I’ve been posting quite a bit lately about women in occult traditions and how gender plays a role in the craft, and throughout the posts I’ve alluded to the idea that fertility is more than just baby-making. Yes, it can include that, but it’s not just that either.
So…what is it? What is fertility all about and why is it so central to the craft?
In traditions which actively involve the earth, the seasons, life, death, and nature in general I’m honestly amazed that it’s not obvious to so many just what fertility is really about and why it’s so important. I blame our modern world and how divorced we are from life and death and from where our food comes from. Especially for those of us who live in urban areas who aren’t in touch with these things around us aside from our occasional visit to a farmer’s market. If people are still stuck on the idea that fertility is just about baby-making, I believe that it’s largely in part because of this. The reality is that fertility is also about crops, agriculture, and nature–the very things which allow all of us to live and everything on this planet to survive and thrive.
I come from a background in Hellenism and am a Greek polytheist, and regularly hear people say things like “We’re not earth-centric! Our focus is on the gods!”, and such sentiments largely ignore how desperately important to the core practices and many holidays were around growing things, the crops, grain, and harvests. Hestia, the goddess who acts as an intermediary between us and the gods as far as offerings were considered was always given due portion both first and last. Crops, grain, food–all of these things were sacred and were a part of regular offerings and sacrifices to the very gods we honor. Sacrifices–a word which comes from the Latin sacer which means “sacred” and facio meaning “to make”–then typically included food. And cattle was indeed food, enough to feed entire families, villages, and cities. It was a reminder that life and death are intertwined and part of the mortal experience, and ultimately what separated (and separates) us from the gods.
For those of us who are vegan, we tend to be even further removed from these things and it is why I’ve chosen to stray from being “purely vegan” in my own practices. All controversy about veganism aside it is very difficult, if not impossible, to have any sort of connection to the dead when you’re rigidly practicing a philosophy that includes removing yourself from death as much as possible. My diet remains vegan and I continue to abstain from purchasing any animal products as readily as I can. But in the occult practices I am a part of that involve working with the dead and with certain chthonic deities and daimons, it is a different story. In those traditions I do not shy away from materials that came from dead animals, and certain deities and spirits get vegetarian but not vegan offerings. I do take care that my materials are ethically sourced, but that’s easily done. All of the gods whom I honor regularly–especially my patron deities–have chthonic connections and ties–even Apollo has chthonic aspects which are frequently overlooked because of his strong associations with agriculture and therefore the sun.

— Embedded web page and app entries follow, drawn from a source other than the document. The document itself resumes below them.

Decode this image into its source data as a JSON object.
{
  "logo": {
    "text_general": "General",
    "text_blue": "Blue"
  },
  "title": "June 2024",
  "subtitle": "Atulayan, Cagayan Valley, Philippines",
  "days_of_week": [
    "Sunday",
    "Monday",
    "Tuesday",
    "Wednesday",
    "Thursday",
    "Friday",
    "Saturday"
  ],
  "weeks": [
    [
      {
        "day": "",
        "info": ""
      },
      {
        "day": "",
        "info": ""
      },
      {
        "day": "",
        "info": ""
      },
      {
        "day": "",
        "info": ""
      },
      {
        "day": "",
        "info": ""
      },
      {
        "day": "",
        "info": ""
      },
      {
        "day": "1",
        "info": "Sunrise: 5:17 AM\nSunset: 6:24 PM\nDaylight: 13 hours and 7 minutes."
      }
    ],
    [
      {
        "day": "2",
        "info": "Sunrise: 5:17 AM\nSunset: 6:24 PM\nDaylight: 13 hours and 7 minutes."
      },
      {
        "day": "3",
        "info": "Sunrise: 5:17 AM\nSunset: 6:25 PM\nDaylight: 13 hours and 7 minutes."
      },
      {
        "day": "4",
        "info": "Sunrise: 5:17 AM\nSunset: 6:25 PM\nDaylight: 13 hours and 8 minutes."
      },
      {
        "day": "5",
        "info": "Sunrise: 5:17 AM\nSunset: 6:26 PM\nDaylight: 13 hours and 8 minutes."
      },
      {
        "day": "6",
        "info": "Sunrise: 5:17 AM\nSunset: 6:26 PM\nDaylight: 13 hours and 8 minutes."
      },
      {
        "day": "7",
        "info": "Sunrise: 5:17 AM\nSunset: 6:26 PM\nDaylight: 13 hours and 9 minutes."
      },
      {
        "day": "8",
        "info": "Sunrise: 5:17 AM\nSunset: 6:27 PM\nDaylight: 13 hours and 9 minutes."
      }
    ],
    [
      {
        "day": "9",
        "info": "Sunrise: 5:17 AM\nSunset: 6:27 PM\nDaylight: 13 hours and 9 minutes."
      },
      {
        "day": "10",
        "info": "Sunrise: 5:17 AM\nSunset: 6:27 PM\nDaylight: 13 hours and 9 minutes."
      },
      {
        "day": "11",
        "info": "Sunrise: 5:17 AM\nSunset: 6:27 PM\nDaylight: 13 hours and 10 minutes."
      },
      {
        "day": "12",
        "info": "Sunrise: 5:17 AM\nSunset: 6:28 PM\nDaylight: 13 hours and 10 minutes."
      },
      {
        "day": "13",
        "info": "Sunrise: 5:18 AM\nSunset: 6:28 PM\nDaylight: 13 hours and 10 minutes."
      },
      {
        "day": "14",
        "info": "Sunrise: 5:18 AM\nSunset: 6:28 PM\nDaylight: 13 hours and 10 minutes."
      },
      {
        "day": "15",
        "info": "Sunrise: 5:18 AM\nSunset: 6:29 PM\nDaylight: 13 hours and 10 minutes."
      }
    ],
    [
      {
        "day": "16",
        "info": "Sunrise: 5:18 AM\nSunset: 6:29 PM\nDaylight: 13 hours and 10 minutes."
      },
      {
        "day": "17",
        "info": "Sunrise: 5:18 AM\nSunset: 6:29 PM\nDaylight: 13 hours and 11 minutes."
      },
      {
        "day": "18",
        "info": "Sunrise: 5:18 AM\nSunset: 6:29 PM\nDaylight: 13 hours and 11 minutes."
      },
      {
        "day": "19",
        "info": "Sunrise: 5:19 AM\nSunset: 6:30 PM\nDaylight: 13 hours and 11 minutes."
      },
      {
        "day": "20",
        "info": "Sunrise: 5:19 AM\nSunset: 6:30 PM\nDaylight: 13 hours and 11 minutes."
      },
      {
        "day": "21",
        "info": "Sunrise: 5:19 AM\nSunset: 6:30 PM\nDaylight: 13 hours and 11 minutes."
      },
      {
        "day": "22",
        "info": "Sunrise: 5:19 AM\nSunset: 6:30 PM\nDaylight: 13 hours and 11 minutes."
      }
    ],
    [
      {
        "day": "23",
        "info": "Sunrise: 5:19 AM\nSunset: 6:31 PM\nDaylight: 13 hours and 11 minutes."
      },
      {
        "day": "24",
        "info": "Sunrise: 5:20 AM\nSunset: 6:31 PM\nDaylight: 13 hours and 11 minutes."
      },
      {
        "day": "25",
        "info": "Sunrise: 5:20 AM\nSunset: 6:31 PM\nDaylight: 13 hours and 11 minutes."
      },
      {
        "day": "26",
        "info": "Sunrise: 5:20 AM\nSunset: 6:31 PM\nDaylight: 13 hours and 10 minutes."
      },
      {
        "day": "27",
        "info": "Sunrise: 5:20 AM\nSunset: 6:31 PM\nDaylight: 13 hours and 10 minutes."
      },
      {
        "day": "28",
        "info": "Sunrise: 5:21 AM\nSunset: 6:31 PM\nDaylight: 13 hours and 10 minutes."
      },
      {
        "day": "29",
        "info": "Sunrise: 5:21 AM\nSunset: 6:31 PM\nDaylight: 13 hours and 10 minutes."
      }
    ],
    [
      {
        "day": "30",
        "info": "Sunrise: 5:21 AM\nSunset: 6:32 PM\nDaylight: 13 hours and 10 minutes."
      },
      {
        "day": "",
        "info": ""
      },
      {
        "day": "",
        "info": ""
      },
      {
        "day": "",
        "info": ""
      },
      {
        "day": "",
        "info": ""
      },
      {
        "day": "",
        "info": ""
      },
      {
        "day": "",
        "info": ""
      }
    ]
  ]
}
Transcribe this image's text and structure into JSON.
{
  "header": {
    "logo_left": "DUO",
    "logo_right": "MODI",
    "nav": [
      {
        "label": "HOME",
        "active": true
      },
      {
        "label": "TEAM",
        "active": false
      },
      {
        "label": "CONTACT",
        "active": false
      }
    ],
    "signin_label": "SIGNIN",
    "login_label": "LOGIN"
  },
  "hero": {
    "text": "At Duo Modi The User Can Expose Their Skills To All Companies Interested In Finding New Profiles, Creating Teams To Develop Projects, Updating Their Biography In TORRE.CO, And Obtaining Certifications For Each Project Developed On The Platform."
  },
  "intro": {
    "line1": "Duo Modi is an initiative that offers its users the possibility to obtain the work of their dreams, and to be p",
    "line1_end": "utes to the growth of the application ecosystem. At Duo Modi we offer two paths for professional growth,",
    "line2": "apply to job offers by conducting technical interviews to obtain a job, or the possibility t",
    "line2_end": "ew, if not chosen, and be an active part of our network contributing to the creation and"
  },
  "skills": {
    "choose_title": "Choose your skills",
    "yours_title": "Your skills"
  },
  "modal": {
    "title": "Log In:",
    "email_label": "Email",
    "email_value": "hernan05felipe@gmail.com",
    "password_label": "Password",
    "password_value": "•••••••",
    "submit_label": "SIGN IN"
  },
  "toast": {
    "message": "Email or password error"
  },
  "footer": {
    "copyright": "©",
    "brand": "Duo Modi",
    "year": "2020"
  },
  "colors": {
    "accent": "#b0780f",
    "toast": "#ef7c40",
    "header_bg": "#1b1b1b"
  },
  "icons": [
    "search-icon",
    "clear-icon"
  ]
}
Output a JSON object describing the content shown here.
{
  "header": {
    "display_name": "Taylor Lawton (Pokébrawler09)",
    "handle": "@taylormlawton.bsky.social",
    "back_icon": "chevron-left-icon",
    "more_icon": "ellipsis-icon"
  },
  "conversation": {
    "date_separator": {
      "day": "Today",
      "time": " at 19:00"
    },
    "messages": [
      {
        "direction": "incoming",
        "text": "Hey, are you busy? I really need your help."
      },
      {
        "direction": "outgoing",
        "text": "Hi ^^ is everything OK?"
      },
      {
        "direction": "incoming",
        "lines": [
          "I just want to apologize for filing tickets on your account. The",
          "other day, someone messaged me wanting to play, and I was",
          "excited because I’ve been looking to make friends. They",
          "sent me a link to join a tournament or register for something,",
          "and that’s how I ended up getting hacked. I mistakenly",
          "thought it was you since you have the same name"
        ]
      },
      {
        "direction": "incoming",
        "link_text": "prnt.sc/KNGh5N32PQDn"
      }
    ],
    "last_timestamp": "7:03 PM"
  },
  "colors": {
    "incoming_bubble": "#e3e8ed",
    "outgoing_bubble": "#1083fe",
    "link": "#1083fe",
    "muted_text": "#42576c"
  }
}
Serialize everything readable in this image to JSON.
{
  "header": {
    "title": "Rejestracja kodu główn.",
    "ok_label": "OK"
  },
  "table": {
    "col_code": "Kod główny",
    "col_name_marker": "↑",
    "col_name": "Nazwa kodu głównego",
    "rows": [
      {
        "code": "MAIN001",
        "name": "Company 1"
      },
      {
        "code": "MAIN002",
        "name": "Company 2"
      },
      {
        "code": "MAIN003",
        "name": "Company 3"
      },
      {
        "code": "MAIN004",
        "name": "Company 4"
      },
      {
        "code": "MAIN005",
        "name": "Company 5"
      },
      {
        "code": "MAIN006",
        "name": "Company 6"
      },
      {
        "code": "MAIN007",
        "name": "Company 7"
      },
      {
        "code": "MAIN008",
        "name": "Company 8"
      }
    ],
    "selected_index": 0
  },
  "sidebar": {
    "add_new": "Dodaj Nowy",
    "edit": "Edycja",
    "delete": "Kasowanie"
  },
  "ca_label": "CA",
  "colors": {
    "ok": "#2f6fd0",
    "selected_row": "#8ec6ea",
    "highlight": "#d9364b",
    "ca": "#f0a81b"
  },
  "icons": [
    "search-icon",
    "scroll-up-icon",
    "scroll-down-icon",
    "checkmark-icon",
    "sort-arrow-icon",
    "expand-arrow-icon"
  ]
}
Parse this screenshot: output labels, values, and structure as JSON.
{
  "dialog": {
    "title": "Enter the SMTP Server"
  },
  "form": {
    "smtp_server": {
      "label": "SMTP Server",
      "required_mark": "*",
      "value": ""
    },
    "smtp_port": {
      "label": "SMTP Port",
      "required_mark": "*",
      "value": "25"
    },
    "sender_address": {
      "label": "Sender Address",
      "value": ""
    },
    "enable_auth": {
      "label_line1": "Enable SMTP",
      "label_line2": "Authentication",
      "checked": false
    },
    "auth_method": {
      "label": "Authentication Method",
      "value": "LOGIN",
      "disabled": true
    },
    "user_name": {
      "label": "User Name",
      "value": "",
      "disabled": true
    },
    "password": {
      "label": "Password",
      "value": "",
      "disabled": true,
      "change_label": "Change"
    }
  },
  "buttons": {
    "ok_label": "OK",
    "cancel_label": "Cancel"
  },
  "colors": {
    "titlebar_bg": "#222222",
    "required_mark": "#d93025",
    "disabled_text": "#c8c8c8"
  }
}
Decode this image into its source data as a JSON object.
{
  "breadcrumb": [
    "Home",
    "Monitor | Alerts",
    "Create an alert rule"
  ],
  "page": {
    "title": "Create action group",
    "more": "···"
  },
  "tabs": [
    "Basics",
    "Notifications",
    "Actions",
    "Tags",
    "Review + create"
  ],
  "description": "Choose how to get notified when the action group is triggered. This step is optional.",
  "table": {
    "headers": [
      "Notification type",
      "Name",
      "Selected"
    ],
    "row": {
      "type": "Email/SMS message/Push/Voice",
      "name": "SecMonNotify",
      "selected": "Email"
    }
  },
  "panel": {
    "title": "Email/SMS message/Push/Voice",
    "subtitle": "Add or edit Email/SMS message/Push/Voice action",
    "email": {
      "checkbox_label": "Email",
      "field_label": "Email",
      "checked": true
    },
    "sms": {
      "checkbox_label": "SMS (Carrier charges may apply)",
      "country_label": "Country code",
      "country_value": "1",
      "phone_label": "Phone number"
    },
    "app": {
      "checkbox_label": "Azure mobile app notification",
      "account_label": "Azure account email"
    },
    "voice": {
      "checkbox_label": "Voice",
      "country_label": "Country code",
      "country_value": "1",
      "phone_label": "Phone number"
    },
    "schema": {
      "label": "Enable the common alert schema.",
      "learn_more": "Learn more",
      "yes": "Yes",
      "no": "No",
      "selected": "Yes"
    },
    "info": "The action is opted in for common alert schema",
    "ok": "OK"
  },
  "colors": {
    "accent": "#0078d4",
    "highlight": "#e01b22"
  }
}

When we examine the festival season as we practice it in regards to the neo-pagan wheel of the year, all of the sabbats are about the cycle of agriculture and honoring of the cycle of life and death as we pass through the seasons. At the time of this article, it is rapidly approaching Lammas. Lammas is a harvest festival to be sure, but much foreshadowing is in that festival of the days to come. The holidays that follow Lammas are all about the upcoming winter season, the death of growing things, and the remembrance that in order to have life, there must also be death. For those of us who are so much more detached from this process in the modern world, being mindful of our own mortality is something of a sacrifice in and of itself. No one regardless of their experiences or beliefs wants to think much of the end of our lives, but it is the great equalizer. It will happen to us all regardless of who and what we are.
Death is a hard, painful thing, but as a witch our powers are deeply rooted in the underworld. The act of making death into a sacred thing may be a difficult one for some to grasp, but for those of us who regularly do ancestor work and honor our dead, we get it. Life is an endless process of sacrificing itself in order to continue living, and we all die that life may continue to exist. And for those of us who do spirit work, we are also aware that in death there is life, too. And the cycle continues.
So when we talk about fertility being an essential part of the craft, this is the fertility I immediately think of. And for those who want to focus on the notion of wombs and baby-making as part of their fertility rites, that’s certainly valid and I won’t dispute that. But the reality of fertility is so much larger than that, and is an essential part of my own craft, my spirituality, and my work.